PR played a critical role in convincing visitors to return to the Big Easy despite intense negative media attention.
NFL Commissioner Roger Goodell became the latest example of what can go wrong with a runaway social media conversation. Here are some tips to avoid a similar disaster.
It’s a matter of scale, of course, but surely there are plenty of communicators and PR pros who can relate to having to deal with a severe crisis (with a lot of moving parts) that could result in severe erosion of the brand or organization.
It’s a delicate balance for PR pros and communicators: What is your obligation to consumers when your online products and services have been compromised in some way?
While the crisis and reputation management boat has almost definitely sailed for Sterling and the Clippers PR team, there are still some valuable lessons to learn from how this story has played out.

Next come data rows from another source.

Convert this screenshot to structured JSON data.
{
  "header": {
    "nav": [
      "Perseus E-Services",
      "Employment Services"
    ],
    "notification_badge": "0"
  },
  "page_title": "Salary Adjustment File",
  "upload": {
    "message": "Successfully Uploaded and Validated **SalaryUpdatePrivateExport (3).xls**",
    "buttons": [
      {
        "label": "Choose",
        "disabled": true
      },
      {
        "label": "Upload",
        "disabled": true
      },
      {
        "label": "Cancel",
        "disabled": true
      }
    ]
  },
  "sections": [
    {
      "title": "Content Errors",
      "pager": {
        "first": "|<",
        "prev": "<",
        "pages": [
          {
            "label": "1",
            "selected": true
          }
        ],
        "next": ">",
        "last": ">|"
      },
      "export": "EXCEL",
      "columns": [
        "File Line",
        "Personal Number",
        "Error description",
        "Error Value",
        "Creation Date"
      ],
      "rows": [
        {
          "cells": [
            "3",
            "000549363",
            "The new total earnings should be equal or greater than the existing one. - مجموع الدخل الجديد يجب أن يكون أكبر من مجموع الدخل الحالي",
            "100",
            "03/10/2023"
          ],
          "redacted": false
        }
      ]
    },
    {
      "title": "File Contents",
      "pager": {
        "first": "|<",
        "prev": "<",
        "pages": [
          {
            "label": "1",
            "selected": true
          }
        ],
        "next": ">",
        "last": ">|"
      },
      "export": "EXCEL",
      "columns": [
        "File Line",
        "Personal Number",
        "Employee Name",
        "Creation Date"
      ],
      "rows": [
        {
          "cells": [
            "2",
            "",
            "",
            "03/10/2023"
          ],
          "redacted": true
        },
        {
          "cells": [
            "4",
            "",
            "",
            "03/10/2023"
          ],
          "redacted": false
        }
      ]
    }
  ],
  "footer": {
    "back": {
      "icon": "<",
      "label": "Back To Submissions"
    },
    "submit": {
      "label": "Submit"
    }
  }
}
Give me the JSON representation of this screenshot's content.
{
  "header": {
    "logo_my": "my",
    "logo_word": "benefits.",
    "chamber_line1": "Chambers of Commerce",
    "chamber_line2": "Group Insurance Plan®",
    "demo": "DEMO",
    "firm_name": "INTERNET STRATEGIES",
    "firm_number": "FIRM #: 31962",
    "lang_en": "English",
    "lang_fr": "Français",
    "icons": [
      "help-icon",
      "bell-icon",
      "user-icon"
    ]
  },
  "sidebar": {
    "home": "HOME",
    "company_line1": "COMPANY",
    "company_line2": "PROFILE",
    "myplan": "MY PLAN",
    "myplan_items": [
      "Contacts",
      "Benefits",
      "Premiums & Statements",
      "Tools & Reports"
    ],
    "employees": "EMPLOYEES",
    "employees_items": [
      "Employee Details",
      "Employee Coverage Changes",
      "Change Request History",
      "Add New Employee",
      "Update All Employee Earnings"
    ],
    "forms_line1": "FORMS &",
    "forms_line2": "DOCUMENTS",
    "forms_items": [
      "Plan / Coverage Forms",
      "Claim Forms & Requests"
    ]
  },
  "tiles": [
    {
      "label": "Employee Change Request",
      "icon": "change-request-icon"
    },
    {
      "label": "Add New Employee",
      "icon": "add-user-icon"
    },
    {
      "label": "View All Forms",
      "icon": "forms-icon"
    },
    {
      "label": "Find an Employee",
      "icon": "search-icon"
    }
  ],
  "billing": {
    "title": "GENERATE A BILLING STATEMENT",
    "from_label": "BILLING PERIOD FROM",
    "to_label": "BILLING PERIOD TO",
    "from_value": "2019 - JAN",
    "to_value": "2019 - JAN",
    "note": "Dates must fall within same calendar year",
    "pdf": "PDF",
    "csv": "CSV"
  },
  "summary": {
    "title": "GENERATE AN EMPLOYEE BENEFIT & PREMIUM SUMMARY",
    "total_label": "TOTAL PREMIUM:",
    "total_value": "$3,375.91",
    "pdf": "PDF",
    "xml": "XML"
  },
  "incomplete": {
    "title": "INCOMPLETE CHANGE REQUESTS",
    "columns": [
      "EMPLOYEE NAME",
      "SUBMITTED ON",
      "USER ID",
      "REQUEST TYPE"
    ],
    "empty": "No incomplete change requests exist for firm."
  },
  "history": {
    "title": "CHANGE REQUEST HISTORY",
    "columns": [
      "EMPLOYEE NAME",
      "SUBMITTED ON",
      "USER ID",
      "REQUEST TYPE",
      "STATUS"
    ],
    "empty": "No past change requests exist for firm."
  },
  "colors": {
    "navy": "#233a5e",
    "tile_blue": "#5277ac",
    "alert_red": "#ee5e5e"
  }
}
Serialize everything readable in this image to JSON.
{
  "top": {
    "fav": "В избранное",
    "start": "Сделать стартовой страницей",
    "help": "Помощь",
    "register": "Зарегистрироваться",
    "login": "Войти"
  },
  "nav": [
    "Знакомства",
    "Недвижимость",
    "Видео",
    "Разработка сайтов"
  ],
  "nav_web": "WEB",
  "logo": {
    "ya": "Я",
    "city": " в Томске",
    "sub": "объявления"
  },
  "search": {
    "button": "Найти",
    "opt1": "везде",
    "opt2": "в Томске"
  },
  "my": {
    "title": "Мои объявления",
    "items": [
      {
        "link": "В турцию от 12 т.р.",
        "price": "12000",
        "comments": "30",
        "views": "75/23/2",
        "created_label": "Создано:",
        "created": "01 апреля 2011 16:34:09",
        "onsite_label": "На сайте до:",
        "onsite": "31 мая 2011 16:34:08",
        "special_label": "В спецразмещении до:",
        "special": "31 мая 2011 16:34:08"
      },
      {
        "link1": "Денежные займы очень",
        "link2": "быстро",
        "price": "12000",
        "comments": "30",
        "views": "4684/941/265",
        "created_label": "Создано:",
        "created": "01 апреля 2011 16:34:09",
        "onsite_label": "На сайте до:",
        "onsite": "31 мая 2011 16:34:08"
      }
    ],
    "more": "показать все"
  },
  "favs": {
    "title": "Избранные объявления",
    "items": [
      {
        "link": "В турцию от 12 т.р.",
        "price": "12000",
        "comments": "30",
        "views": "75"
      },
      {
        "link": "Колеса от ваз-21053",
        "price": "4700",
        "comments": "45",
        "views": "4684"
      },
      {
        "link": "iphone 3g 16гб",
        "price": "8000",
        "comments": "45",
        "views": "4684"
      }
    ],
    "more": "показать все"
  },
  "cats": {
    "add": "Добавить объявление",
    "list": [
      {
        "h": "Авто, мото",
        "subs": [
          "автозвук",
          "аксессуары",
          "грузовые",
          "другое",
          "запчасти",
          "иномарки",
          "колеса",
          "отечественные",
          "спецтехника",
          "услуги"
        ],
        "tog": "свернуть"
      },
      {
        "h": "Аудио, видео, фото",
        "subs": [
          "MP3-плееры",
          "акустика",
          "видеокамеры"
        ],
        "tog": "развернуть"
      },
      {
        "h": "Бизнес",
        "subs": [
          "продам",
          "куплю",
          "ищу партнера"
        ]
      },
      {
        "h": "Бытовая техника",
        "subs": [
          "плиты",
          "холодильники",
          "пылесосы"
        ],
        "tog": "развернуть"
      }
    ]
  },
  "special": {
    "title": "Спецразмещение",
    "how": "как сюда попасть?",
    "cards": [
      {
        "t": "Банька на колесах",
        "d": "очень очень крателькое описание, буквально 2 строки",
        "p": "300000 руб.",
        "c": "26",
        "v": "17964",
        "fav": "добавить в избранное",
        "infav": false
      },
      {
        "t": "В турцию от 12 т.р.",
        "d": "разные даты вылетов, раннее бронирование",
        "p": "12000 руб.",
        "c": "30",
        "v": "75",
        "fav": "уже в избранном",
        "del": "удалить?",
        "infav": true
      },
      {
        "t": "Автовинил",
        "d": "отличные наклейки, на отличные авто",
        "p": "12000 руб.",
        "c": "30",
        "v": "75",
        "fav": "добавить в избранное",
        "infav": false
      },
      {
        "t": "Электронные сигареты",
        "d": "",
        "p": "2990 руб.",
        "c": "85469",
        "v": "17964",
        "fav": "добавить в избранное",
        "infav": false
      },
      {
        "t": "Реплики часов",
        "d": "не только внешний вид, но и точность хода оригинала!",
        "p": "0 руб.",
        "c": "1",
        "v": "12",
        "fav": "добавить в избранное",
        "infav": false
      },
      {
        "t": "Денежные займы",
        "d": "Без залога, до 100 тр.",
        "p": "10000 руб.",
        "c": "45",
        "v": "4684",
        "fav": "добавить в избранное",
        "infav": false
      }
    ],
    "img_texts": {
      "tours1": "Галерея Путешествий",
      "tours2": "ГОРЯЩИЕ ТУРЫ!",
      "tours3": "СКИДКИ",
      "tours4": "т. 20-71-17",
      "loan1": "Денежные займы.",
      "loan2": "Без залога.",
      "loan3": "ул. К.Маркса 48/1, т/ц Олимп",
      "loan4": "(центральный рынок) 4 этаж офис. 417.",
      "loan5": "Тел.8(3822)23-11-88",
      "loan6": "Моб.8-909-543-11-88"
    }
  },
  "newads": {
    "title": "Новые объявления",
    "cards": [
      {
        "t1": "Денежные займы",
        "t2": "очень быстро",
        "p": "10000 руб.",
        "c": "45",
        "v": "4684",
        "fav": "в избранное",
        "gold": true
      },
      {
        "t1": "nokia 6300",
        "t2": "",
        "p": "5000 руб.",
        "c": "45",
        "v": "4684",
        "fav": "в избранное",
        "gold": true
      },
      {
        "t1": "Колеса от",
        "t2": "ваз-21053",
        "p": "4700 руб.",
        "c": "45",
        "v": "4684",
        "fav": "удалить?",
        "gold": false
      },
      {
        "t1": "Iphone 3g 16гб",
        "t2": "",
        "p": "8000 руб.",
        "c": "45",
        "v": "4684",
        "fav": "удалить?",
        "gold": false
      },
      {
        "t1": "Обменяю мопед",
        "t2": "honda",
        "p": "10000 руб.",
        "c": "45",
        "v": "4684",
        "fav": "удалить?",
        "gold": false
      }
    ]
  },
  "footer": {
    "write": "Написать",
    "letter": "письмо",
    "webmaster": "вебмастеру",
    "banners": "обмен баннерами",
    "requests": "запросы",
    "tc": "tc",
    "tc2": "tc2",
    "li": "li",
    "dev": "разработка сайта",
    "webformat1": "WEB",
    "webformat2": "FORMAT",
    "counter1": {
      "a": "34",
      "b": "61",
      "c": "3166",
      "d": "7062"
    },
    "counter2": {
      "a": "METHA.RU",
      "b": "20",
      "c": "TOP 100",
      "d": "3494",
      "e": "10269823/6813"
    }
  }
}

While new technology allows teams to communicate with external parties quicker and more efficiently, these modes of connection have also come bearing new challenges.
“Stay inside and wait” will likely go down as one of the worst—and most deadly—messages ever communicated in a crisis.
In the minutes and hours that followed the bombing, the Boston Athletic Association (BAA) embarked upon an unexpected crisis communications campaign using social media.
On April 15 Google is giving consumers a chance to buy Google Glass for one day only. The tech giant is betting that people not only will shell out $1500 for Google Glass, but build buzz about the wearable technology. However, the product rollout could be marred by what may be a brewing crisis for Google.